George Drew is the author of eight poetry collections, with Pastoral Habits: New and Selected Poems, Down & Dirty and The View From Jackass Hill, winner of the 2010 X.J. Kennedy Poetry Prize, all from Texas Review Press. His eighth, Fancy’s Orphan, appeared in 2017 with Tiger Bark Press. Drumming Armageddon is his ninth collection. Recently George won the Knightville Poetry Contest, The New Guard, his poem appearing in the 2017 edition, and two other poems as Honorable Mention in the Steve Kowit Poetry Contest, appeared in the 2018 and 2019 San Diego Poetry Anthology. He was a recipient of the Bucks County Muse Award in 2016 for contributions to the Bucks County PA literary community. Recently, one of his poems from Fancy’s Orphan appeared in Verse Daily. George’s biography will appear in Mississippi Poets: A Literary Guide, University of Mississippi Press, edited by Catherine Savage Brosman.
Studio drummers use the phrase “In the Pocket” when they want to talk about being in that sweet spot right on the beat and tucked straight away into a song. That is exactly where you’ll find George Drew’s voice in the poems of Drumming Armageddon. Drew spins his turntable through the history of electric music from rock-n-roll icons like Chuck Berry, Elvis, the Beatles, and The Rolling Stones, to blues giants like Stevie Ray Vaughn. The poems render these characters much better than any history book could, and what’s even more impressive, the lines ride the melodies of the music in and out of personal narratives deftly telling family stories and offering tributes to friends who’ve passed away.

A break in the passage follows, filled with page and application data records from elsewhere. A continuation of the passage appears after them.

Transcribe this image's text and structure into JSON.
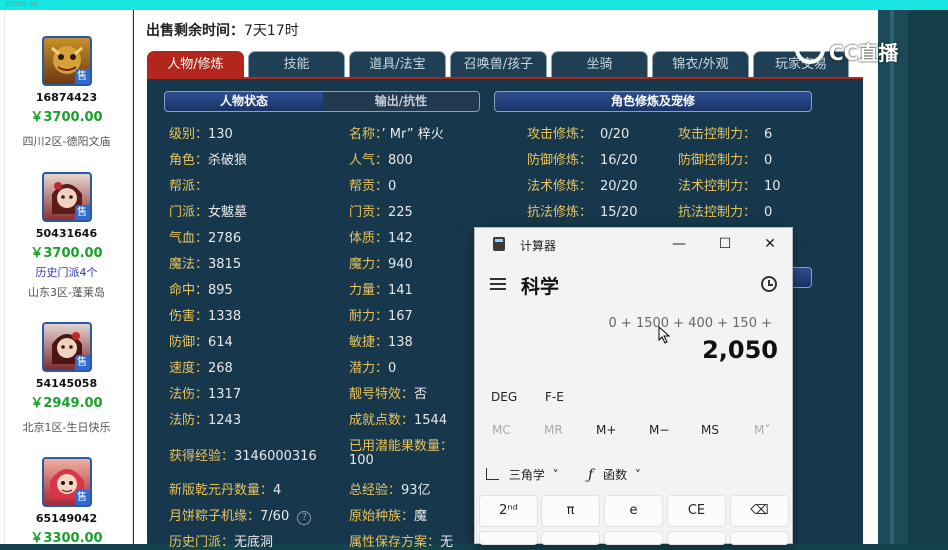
{
  "topbar_text": "35B85.36",
  "listings": [
    {
      "id": "16874423",
      "price": "￥3700.00",
      "extra": "",
      "server": "四川2区-德阳文庙",
      "badge": "售"
    },
    {
      "id": "50431646",
      "price": "￥3700.00",
      "extra": "历史门派4个",
      "server": "山东3区-蓬莱岛",
      "badge": "售"
    },
    {
      "id": "54145058",
      "price": "￥2949.00",
      "extra": "",
      "server": "北京1区-生日快乐",
      "badge": "售"
    },
    {
      "id": "65149042",
      "price": "￥3300.00",
      "extra": "",
      "server": "",
      "badge": "售"
    }
  ],
  "sale_time": {
    "label": "出售剩余时间：",
    "value": "7天17时"
  },
  "tabs": [
    "人物/修炼",
    "技能",
    "道具/法宝",
    "召唤兽/孩子",
    "坐骑",
    "锦衣/外观",
    "玩家交易"
  ],
  "subheaders": {
    "status": "人物状态",
    "output": "输出/抗性",
    "cultivation": "角色修炼及宠修"
  },
  "stats_col1": [
    {
      "label": "级别：",
      "value": "130"
    },
    {
      "label": "角色：",
      "value": "杀破狼"
    },
    {
      "label": "帮派：",
      "value": ""
    },
    {
      "label": "门派：",
      "value": "女魃墓"
    },
    {
      "label": "气血：",
      "value": "2786"
    },
    {
      "label": "魔法：",
      "value": "3815"
    },
    {
      "label": "命中：",
      "value": "895"
    },
    {
      "label": "伤害：",
      "value": "1338"
    },
    {
      "label": "防御：",
      "value": "614"
    },
    {
      "label": "速度：",
      "value": "268"
    },
    {
      "label": "法伤：",
      "value": "1317"
    },
    {
      "label": "法防：",
      "value": "1243"
    }
  ],
  "stats_col2": [
    {
      "label": "名称：",
      "value": "’ Mr” 梓火"
    },
    {
      "label": "人气：",
      "value": "800"
    },
    {
      "label": "帮贡：",
      "value": "0"
    },
    {
      "label": "门贡：",
      "value": "225"
    },
    {
      "label": "体质：",
      "value": "142"
    },
    {
      "label": "魔力：",
      "value": "940"
    },
    {
      "label": "力量：",
      "value": "141"
    },
    {
      "label": "耐力：",
      "value": "167"
    },
    {
      "label": "敏捷：",
      "value": "138"
    },
    {
      "label": "潜力：",
      "value": "0"
    },
    {
      "label": "靓号特效：",
      "value": "否"
    },
    {
      "label": "成就点数：",
      "value": "1544"
    }
  ],
  "stats_extra": {
    "exp_label": "获得经验：",
    "exp_value": "3146000316",
    "used_label": "已用潜能果数量：",
    "used_value": "100",
    "qian_label": "新版乾元丹数量：",
    "qian_value": "4",
    "total_label": "总经验：",
    "total_value": "93亿",
    "moon_label": "月饼粽子机缘：",
    "moon_value": "7/60",
    "race_label": "原始种族：",
    "race_value": "魔",
    "hist_label": "历史门派：",
    "hist_value": "无底洞",
    "attr_label": "属性保存方案：",
    "attr_value": "无"
  },
  "cultivation": [
    {
      "label": "攻击修炼：",
      "value": "0/20",
      "label2": "攻击控制力：",
      "value2": "6"
    },
    {
      "label": "防御修炼：",
      "value": "16/20",
      "label2": "防御控制力：",
      "value2": "0"
    },
    {
      "label": "法术修炼：",
      "value": "20/20",
      "label2": "法术控制力：",
      "value2": "10"
    },
    {
      "label": "抗法修炼：",
      "value": "15/20",
      "label2": "抗法控制力：",
      "value2": "0"
    }
  ],
  "logo_text": "CC直播",
  "calculator": {
    "title": "计算器",
    "mode": "科学",
    "expression": "0 + 1500 + 400 + 150 +",
    "result": "2,050",
    "deg": "DEG",
    "fe": "F-E",
    "memory": [
      "MC",
      "MR",
      "M+",
      "M−",
      "MS",
      "M˅"
    ],
    "trig": "三角学",
    "func": "函数",
    "keys": [
      "2ⁿᵈ",
      "π",
      "e",
      "CE",
      "⌫"
    ],
    "controls": {
      "minimize": "—",
      "maximize": "☐",
      "close": "✕"
    }
  }
}
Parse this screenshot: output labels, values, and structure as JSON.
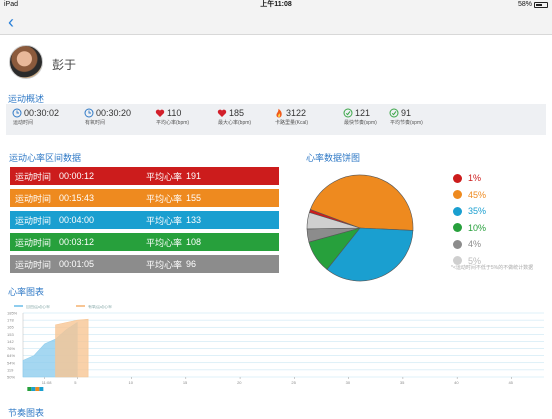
{
  "status_bar": {
    "device": "iPad",
    "time": "上午11:08",
    "battery": "58%"
  },
  "nav": {
    "back_icon": "chevron-left-icon"
  },
  "user": {
    "name": "彭于"
  },
  "overview": {
    "title": "运动概述",
    "items": [
      {
        "icon": "clock-icon",
        "value": "00:30:02",
        "label": "运动时间"
      },
      {
        "icon": "clock-icon",
        "value": "00:30:20",
        "label": "有氧时间"
      },
      {
        "icon": "heart-icon",
        "value": "110",
        "label": "平均心率(bpm)"
      },
      {
        "icon": "heart-icon",
        "value": "185",
        "label": "最大心率(bpm)"
      },
      {
        "icon": "flame-icon",
        "value": "3122",
        "label": "卡路里量(Kcal)"
      },
      {
        "icon": "gauge-icon",
        "value": "121",
        "label": "最快节奏(spm)"
      },
      {
        "icon": "gauge-icon",
        "value": "91",
        "label": "平均节奏(spm)"
      }
    ]
  },
  "zones": {
    "title": "运动心率区间数据",
    "time_label": "运动时间",
    "avg_label": "平均心率",
    "rows": [
      {
        "time": "00:00:12",
        "avg": "191",
        "color": "#cc1c1c"
      },
      {
        "time": "00:15:43",
        "avg": "155",
        "color": "#ee8a1f"
      },
      {
        "time": "00:04:00",
        "avg": "133",
        "color": "#1a9fd0"
      },
      {
        "time": "00:03:12",
        "avg": "108",
        "color": "#27a03c"
      },
      {
        "time": "00:01:05",
        "avg": "96",
        "color": "#8c8c8c"
      }
    ]
  },
  "pie": {
    "title": "心率数据饼图",
    "note": "*<运动时间不低于5%的不做统计数据",
    "slices": [
      {
        "label": "1%",
        "value": 1,
        "color": "#cc1c1c"
      },
      {
        "label": "45%",
        "value": 45,
        "color": "#ee8a1f"
      },
      {
        "label": "35%",
        "value": 35,
        "color": "#1a9fd0"
      },
      {
        "label": "10%",
        "value": 10,
        "color": "#27a03c"
      },
      {
        "label": "4%",
        "value": 4,
        "color": "#8c8c8c"
      },
      {
        "label": "5%",
        "value": 5,
        "color": "#cfcfcf"
      }
    ]
  },
  "chart_data": {
    "type": "area",
    "title": "心率图表",
    "legend": [
      "自由运动心率",
      "有氧运动心率"
    ],
    "y_ticks": [
      "185%",
      "178",
      "165",
      "153",
      "142",
      "76%",
      "64%",
      "54%",
      "119",
      "50%"
    ],
    "x_ticks": [
      "11:08",
      "5",
      "10",
      "15",
      "20",
      "25",
      "30",
      "35",
      "40",
      "45"
    ],
    "xlim": [
      0,
      48
    ],
    "ylim": [
      50,
      185
    ],
    "series": [
      {
        "name": "自由运动心率",
        "color": "#8fcdee",
        "x": [
          0,
          1,
          2,
          3,
          4,
          5
        ],
        "y": [
          85,
          95,
          120,
          130,
          150,
          165
        ]
      },
      {
        "name": "有氧运动心率",
        "color": "#f7c594",
        "x": [
          3,
          4,
          5,
          6
        ],
        "y": [
          160,
          165,
          170,
          172
        ]
      }
    ],
    "zone_strip": [
      "#27a03c",
      "#1a9fd0",
      "#ee8a1f",
      "#1a9fd0"
    ]
  },
  "next_section": {
    "title": "节奏图表"
  }
}
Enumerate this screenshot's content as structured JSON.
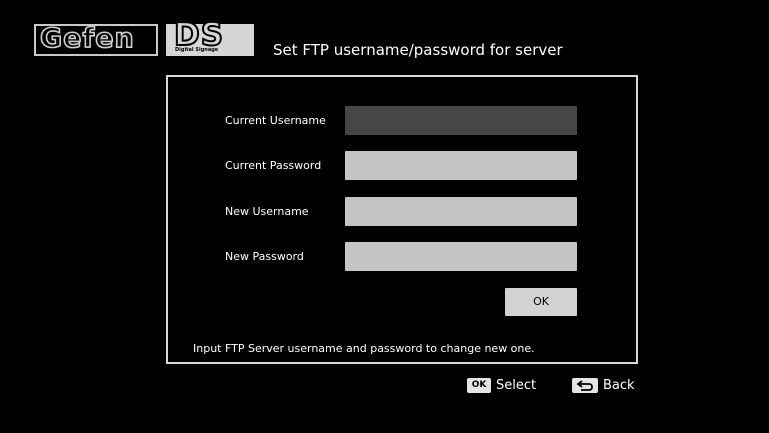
{
  "header": {
    "logo_gefen": "Gefen",
    "logo_ds": "DS",
    "logo_ds_sub": "Digital Signage",
    "title": "Set FTP username/password for server"
  },
  "form": {
    "fields": [
      {
        "label": "Current Username",
        "value": "",
        "state": "focused"
      },
      {
        "label": "Current Password",
        "value": ""
      },
      {
        "label": "New Username",
        "value": ""
      },
      {
        "label": "New Password",
        "value": ""
      }
    ],
    "ok_label": "OK",
    "hint": "Input FTP Server username and password to change new one."
  },
  "legend": {
    "ok_key": "OK",
    "ok_label": "Select",
    "back_label": "Back",
    "ok_icon": "ok-key-icon",
    "back_icon": "back-arrow-icon"
  },
  "colors": {
    "background": "#000000",
    "panel_border": "#d8d8d8",
    "input_fill": "#c4c4c4",
    "input_focused_fill": "#464646",
    "text": "#ffffff"
  }
}
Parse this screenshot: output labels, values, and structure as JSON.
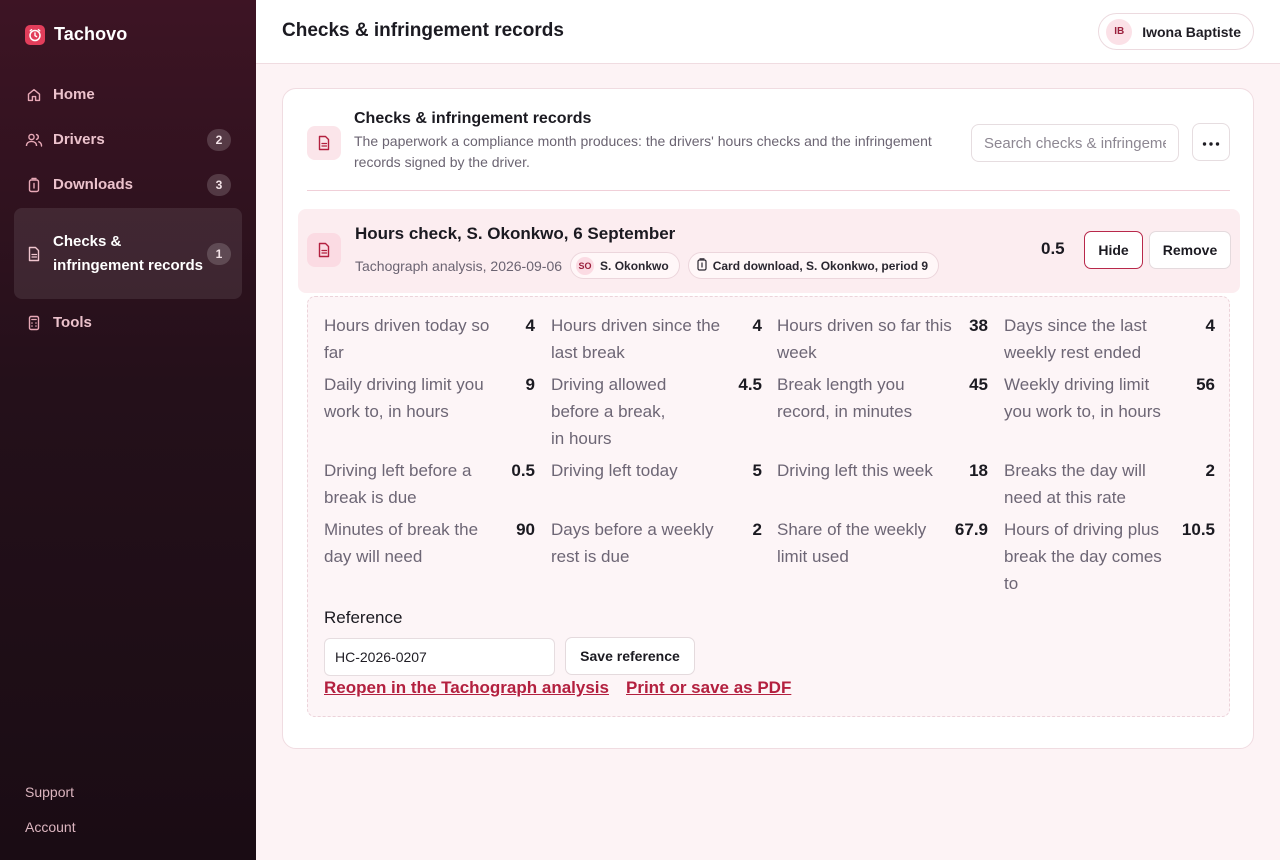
{
  "app": {
    "name": "Tachovo"
  },
  "colors": {
    "accent": "#b3203f",
    "brand": "#e23e5b",
    "sidebar_bg": "#2a0f1b",
    "page_bg": "#fdf3f5"
  },
  "sidebar": {
    "items": [
      {
        "label": "Home",
        "icon": "home-icon",
        "badge": null,
        "active": false
      },
      {
        "label": "Drivers",
        "icon": "users-icon",
        "badge": "2",
        "active": false
      },
      {
        "label": "Downloads",
        "icon": "card-icon",
        "badge": "3",
        "active": false
      },
      {
        "label": "Checks & infringement records",
        "icon": "document-icon",
        "badge": "1",
        "active": true
      },
      {
        "label": "Tools",
        "icon": "calculator-icon",
        "badge": null,
        "active": false
      }
    ],
    "footer": {
      "support": "Support",
      "account": "Account"
    }
  },
  "header": {
    "title": "Checks & infringement records",
    "user": {
      "initials": "IB",
      "name": "Iwona Baptiste"
    }
  },
  "card": {
    "title": "Checks & infringement records",
    "description": "The paperwork a compliance month produces: the drivers' hours checks and the infringement records signed by the driver.",
    "search_placeholder": "Search checks & infringement records",
    "search_value": ""
  },
  "record": {
    "title": "Hours check, S. Okonkwo, 6 September",
    "source": "Tachograph analysis, 2026-09-06",
    "driver": {
      "initials": "SO",
      "name": "S. Okonkwo"
    },
    "download": "Card download, S. Okonkwo, period 9",
    "value": "0.5",
    "hide_label": "Hide",
    "remove_label": "Remove",
    "metrics": [
      {
        "label": "Hours driven today so far",
        "value": "4"
      },
      {
        "label": "Hours driven since the last break",
        "value": "4"
      },
      {
        "label": "Hours driven so far this week",
        "value": "38"
      },
      {
        "label": "Days since the last weekly rest ended",
        "value": "4"
      },
      {
        "label": "Daily driving limit you work to, in hours",
        "value": "9"
      },
      {
        "label": "Driving allowed before a break, in hours",
        "value": "4.5"
      },
      {
        "label": "Break length you record, in minutes",
        "value": "45"
      },
      {
        "label": "Weekly driving limit you work to, in hours",
        "value": "56"
      },
      {
        "label": "Driving left before a break is due",
        "value": "0.5"
      },
      {
        "label": "Driving left today",
        "value": "5"
      },
      {
        "label": "Driving left this week",
        "value": "18"
      },
      {
        "label": "Breaks the day will need at this rate",
        "value": "2"
      },
      {
        "label": "Minutes of break the day will need",
        "value": "90"
      },
      {
        "label": "Days before a weekly rest is due",
        "value": "2"
      },
      {
        "label": "Share of the weekly limit used",
        "value": "67.9"
      },
      {
        "label": "Hours of driving plus break the day comes to",
        "value": "10.5"
      }
    ],
    "reference_label": "Reference",
    "reference_value": "HC-2026-0207",
    "save_reference_label": "Save reference",
    "reopen_link": "Reopen in the Tachograph analysis",
    "print_link": "Print or save as PDF"
  }
}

This book rocks like a greatest hits album, and this poet turns in a performance as memorable as any front man could.
—Jack B. Bedell, Poet Laureate, State of Louisiana, 2017-2019
Surely all good poets, especially the ones born in Mississippi, think of their poetry as a sort of blues. George Drew’s Drumming Armageddon is, without question, not merely a celebration of the blues, but the blues in fact. Oh, he channels such heavyweights as Chuck Berry, Gladys Knight, Elvis, Jerry Lee, Stevie Ray Vaughn, Aretha, Roy Orbison and so on, but Drew knows the blues are love, how you somehow keep going and keep caring in spite of a world that seems always just a breath away from Armageddon, a terrible world of anger and pain and death. Aptly, he leaves us with Charlie Parker blowing his sax on a lonely country road, playing to a cow. He leaves us wrung out and worn out and whole, putting our envies and sins aside for a little while and saying, Lord have mercy, that boy can sing.
—Jack Butler, Author of Broken Hallelujah
George finds not only the sound but the images to transform words into the full musical/emotional cascade of the blues that emanate from an any artist’s soul. This is poetry and music speaking together at its best, and it uncovers a human dignity that we all share. It is a mélange of hope and spirit set against the inevitability of time. And in that last section we find the title poem, “Drumming Armageddon,” in which a “doper” entering middle age becomes a “ferocious drummer … twirling his sticks high over his head … drumming Armageddon into exile
—Poet Jared Smith. Author of That’s How It Is
Smartly crafted and accessible to all, George Drew’s Drumming Armageddon matches the soundtrack of classic rock with classic poems about living the emotions that produced those songs. Mama finds new ways to introduce the blues into her life; Granny, Bible by her side, can’t resist the hard-rockin’ energy of Sheryl Crow; friends like Zak and Herbie have endings as disastrous as any rock star. Meanwhile, Elvis is alive and living at the Arthur Crudup Old Age Home, and Roy Orbison can be spotted in, of all places, Machu Picchu. Like Granny, I believe in the Lord, buttermilk biscuits, and crowder peas, and I believe that George Drew, who has consistently been finding ways to delight us in poetry since the 1980s, can write an engaging poem about darned near anything.
—David Dooley, author of The Volcano Inside and The Revenge by Love,
to be reissued by Red Hen Press in one volume as The Long Conversation